— TASK —
Out of the listing below, copy every line that carries the string "rate".

-- GIVEN INFORMATION follows --

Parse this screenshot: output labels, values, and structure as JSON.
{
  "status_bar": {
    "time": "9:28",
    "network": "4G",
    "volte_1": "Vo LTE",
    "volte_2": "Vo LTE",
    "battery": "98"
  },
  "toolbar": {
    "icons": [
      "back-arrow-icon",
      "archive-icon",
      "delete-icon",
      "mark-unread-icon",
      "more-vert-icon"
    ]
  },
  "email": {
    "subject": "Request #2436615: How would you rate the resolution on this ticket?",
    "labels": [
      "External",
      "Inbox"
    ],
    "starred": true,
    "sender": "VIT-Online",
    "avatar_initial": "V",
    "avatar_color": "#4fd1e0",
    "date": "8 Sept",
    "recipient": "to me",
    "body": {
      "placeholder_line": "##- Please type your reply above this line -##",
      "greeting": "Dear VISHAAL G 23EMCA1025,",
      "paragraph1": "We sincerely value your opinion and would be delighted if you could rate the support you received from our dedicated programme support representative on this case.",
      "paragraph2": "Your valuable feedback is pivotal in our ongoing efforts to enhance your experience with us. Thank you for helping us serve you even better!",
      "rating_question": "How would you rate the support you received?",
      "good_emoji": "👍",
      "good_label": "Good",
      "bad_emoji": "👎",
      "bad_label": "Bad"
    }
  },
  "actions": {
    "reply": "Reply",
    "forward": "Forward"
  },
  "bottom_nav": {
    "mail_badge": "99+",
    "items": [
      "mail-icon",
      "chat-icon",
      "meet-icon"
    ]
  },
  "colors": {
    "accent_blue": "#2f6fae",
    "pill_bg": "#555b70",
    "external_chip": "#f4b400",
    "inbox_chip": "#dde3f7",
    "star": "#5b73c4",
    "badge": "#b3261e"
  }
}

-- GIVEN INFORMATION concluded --

— WORKED SOLUTION —
    "subject": "Request #2436615: How would you rate the resolution on this ticket?",
      "paragraph1": "We sincerely value your opinion and would be delighted if you could rate the support you received from our dedicated programme support representative on this case.",
      "rating_question": "How would you rate the support you received?",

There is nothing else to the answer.